“And then, from a contract perspective, we’re not paying $325,000 a year for [a separate] application. That one makes everybody happy.”

From a technical perspective, the solution uses Oracle APEX to create a user-friendly front-end enterprise web application. So, it looks great and works through a web browser — just like a modern SaaS app. But on the backend, it’s all done using standard Oracle systems and integrations. It doesn’t use any custom tables, very few flex tables, or any other “bespoke” elements. That means that the solution can easily grow with the rest of Mortenson’s ERP. It won’t need major customizations later, such as in an eventual move to the cloud.

No More Spreadsheets

Another challenge with the existing system is that Mortenson was still doing a lot of work in Excel and Smartsheets. One of the ancillary goals of the project was to eliminate most — if not all — of those spreadsheet workarounds. Mortenson wanted the whole lifecycle of the rental process in the system, where it would be traceable. The new system helps move them off spreadsheets by providing a client-facing site for projects. Project managers can use the front-end site to rent equipment and manage their orders. All the data then flows into the Oracle EBS backend as a request to the equipment facility, who can then work to fulfill it. Now, instead of managing rental equipment needs through spreadsheets, all their data will live directly in Mortenson’s ERP system.

360º Visibility and Forecasting

Within the new rental system, Mortenson can track all their equipment — both the equipment they own and equipment they rent from other vendors. It’s all administered in the install base and managed with Oracle-standard integrations. The system can track every piece of equipment — where it is, what condition it’s in, and its complete history.
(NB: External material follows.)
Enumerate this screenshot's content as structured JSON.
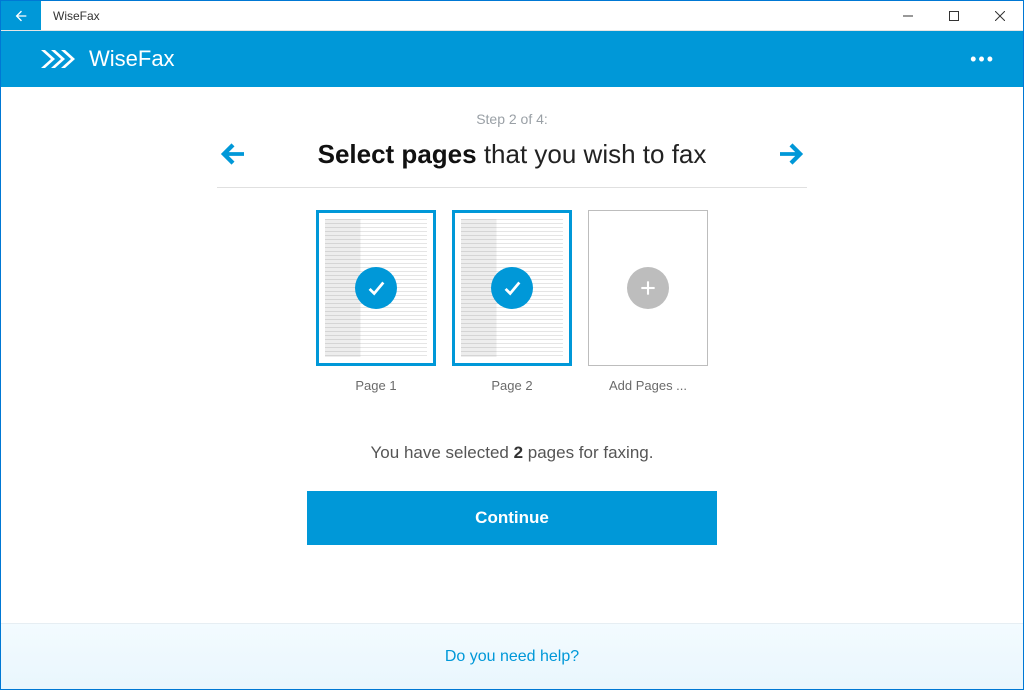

That’s something Mortenson was never able to do before in their backend ERP. With this tracking in place, Mortenson can now ensure they know everything about the equipment used on each project. For example, sometimes they have had trouble with a particular piece of equipment from a given vendor. Now, they can track that equipment’s serial number and get a different one the next time they call that vendor. The system gives them that kind of 360-degree visibility to the history of each piece of equipment.

Moreover, since the tool now tracks all their equipment in their Oracle backend, it’s tied to their asset management system. That gives Mortenson the ability to report on the profitability of each piece of rental equipment.

One of the biggest ways the new system is helping Mortenson is with their project forecasting. This is something they have not been able to do well for their rental business in the past. And for Mortenson, forecasting is very important. They can run forecasting scenarios for each project that dynamically account for the costs of rental equipment. This helps them understand future billing for each project in the coming months. Forecasts are based on the project progress (vs. schedule) and the rental equipment required for each stage and task. That’s something they’ve never been able to produce before.

A Tight Deadline and Nationwide Deployment

In addition to developing and testing the tool, Traust had to transfer all the data for every equipment facility across the country. For each facility, that meant cleaning and converting all their data before they could go live. Each week, new facilities have been making the switch-over to the new system. A small team from Traust has tackled this immense challenge, all while supporting the equipment facilities that have already made the transition. The Traust team consisted of a business solution architect, project manager/functional lead, and a technical developer, along with a functional analyst to help with testing.

The development timeline was tight for a project of this scale with a nationwide deployment. The timeline was based on not having to sign another long-term license and support agreement for the rental management software. Planning began in August 2020, right during the height of the COVID-19 pandemic. The new system went live for the first facility in January 2021, and Mortenson began the process of turning off their previous rental software in May 2021.

Says Groskreutz, “When you think about how all this happened basically remote, it’s pretty impressive.”